| Assignment |
Search the data for the word "heading" and copy every line that contains it.

| Data provided |

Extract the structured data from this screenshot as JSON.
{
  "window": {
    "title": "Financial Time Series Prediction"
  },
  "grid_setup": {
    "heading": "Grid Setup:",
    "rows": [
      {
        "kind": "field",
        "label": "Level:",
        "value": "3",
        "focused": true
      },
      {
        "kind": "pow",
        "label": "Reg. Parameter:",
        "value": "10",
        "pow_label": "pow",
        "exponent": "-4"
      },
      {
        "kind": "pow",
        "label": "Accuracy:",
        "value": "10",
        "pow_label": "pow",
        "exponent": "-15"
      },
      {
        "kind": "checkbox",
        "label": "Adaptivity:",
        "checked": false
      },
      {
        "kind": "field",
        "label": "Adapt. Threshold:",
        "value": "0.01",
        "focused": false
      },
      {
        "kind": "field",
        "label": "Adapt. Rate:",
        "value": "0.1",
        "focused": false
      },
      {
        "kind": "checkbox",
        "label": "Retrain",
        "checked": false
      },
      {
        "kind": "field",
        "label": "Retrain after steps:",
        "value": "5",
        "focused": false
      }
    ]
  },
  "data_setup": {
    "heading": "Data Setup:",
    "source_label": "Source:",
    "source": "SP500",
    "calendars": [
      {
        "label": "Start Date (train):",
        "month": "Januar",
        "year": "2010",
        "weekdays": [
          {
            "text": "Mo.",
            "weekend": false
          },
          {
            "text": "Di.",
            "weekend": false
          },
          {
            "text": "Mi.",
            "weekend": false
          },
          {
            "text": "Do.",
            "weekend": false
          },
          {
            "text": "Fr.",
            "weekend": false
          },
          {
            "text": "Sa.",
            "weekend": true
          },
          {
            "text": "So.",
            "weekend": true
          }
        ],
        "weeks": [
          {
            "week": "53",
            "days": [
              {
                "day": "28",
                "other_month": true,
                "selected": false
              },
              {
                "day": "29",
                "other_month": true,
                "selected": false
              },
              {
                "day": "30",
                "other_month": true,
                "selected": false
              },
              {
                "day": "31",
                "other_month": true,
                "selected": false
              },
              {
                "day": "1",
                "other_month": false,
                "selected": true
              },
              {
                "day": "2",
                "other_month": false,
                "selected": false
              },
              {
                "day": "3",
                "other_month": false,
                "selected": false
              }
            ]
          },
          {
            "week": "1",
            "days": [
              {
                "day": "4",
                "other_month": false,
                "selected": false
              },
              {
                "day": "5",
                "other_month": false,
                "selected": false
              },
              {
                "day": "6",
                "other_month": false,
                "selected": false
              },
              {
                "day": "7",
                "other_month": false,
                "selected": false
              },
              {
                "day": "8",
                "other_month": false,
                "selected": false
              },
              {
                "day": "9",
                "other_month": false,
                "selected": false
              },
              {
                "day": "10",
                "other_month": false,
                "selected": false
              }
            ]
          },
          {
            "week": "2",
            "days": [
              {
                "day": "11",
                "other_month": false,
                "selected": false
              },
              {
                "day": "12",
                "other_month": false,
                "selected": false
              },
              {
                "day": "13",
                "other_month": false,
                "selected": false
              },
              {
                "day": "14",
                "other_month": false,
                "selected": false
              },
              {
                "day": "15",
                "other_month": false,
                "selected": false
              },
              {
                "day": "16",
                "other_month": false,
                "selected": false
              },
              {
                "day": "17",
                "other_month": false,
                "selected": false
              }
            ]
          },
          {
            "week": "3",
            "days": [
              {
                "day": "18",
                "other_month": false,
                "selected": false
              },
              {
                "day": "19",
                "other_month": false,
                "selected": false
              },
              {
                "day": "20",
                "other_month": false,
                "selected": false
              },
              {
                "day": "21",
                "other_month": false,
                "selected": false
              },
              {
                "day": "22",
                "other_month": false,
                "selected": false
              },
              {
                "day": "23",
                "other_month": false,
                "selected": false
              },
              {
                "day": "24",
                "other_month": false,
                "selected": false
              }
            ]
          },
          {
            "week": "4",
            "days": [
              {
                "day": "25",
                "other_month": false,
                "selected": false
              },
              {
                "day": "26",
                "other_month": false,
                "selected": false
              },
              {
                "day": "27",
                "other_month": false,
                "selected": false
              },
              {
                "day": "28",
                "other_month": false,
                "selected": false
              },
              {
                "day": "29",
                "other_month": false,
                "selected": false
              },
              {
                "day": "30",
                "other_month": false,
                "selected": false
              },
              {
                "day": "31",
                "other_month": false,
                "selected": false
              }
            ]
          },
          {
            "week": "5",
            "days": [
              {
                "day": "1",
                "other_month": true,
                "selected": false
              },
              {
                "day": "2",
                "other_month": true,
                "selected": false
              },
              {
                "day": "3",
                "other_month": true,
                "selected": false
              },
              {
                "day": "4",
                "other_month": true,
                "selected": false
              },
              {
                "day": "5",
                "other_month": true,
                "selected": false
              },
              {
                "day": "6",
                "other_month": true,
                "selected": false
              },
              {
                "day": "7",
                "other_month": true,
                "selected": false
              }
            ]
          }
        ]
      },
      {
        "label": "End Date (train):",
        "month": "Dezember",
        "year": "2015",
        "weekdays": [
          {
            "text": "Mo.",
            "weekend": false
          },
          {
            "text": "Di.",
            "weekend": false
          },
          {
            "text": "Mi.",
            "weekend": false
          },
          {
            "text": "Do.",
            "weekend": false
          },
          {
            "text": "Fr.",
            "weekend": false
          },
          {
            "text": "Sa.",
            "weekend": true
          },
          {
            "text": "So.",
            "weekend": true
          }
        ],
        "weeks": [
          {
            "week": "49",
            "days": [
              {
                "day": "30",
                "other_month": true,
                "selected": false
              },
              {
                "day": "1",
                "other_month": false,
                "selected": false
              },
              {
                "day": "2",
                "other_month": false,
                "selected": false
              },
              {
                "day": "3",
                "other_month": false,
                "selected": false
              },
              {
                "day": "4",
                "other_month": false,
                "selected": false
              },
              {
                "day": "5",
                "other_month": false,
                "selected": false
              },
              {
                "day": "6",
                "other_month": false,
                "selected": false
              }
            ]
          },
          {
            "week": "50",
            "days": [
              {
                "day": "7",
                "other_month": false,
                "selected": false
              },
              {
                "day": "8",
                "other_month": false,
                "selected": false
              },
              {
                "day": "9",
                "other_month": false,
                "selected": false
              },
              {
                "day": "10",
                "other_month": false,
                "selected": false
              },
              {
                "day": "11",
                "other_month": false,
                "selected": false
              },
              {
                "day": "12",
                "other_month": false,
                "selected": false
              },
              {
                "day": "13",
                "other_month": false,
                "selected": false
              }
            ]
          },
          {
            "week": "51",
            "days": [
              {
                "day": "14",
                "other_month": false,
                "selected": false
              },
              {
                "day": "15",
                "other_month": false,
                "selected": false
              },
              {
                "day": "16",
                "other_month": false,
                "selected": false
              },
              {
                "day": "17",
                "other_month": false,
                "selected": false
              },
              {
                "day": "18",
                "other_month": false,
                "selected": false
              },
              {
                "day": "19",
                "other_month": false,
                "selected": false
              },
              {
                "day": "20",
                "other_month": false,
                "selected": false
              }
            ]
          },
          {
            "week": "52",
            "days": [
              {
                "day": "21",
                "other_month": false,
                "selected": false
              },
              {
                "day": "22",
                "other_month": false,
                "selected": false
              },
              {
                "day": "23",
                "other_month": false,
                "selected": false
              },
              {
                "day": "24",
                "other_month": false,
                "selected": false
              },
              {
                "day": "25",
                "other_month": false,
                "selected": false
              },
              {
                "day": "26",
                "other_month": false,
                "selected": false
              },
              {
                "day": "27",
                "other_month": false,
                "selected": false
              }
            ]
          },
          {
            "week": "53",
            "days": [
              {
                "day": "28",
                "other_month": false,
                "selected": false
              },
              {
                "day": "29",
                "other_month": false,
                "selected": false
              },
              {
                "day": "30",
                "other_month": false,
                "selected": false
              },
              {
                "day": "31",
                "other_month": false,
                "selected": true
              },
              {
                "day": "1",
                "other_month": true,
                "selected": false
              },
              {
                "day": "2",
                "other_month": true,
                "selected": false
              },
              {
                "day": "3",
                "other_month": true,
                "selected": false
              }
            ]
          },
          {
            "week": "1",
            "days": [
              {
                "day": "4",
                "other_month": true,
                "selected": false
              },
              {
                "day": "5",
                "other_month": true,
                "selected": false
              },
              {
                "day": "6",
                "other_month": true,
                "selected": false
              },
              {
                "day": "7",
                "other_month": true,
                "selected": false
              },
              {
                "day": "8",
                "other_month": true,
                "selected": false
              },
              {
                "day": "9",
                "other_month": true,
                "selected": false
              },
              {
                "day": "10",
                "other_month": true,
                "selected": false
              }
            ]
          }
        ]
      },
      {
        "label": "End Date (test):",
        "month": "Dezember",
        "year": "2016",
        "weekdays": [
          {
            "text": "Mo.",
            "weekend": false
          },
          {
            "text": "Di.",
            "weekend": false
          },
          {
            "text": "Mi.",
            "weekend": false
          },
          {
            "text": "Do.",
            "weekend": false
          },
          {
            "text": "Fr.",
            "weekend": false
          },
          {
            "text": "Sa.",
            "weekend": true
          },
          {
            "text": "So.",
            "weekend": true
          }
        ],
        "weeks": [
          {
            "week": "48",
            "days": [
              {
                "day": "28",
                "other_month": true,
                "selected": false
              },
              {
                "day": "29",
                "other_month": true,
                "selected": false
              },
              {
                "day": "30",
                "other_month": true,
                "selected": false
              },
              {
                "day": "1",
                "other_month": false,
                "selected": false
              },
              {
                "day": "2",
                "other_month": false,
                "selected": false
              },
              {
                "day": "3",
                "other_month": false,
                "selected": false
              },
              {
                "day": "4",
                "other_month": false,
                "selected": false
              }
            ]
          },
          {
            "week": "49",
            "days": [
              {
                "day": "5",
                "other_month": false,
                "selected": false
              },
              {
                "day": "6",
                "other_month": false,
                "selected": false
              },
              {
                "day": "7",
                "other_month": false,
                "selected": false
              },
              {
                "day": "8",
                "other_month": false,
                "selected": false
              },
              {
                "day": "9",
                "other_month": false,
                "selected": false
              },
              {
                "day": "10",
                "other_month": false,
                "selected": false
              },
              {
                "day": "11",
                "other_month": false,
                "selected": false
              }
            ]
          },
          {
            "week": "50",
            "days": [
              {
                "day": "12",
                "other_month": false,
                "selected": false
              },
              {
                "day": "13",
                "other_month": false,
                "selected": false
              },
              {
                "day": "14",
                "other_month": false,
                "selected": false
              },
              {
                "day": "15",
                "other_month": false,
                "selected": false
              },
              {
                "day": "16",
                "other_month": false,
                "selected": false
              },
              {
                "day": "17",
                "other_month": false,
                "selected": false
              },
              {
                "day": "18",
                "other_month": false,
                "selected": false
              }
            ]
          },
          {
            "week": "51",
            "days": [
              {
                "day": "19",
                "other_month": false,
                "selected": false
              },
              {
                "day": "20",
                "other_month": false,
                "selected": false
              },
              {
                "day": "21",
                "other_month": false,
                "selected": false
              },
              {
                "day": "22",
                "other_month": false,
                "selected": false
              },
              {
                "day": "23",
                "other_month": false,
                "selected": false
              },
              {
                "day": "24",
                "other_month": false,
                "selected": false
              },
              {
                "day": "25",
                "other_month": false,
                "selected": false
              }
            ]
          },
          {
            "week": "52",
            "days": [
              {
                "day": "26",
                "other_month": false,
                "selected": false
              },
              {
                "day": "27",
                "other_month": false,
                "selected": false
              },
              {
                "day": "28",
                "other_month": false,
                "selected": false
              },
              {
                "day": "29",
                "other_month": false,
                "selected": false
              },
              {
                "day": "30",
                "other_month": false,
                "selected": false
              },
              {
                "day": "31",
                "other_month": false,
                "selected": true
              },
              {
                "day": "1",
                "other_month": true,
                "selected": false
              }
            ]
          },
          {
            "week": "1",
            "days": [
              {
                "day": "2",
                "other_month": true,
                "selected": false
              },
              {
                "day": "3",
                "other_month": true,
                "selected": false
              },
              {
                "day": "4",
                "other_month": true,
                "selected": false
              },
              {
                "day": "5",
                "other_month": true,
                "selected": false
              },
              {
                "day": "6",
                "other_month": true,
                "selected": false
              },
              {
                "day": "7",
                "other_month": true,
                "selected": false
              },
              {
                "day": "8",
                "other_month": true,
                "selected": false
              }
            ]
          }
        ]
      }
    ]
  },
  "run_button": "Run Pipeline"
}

| Task solution |
    "heading": "Grid Setup:",
    "heading": "Data Setup:",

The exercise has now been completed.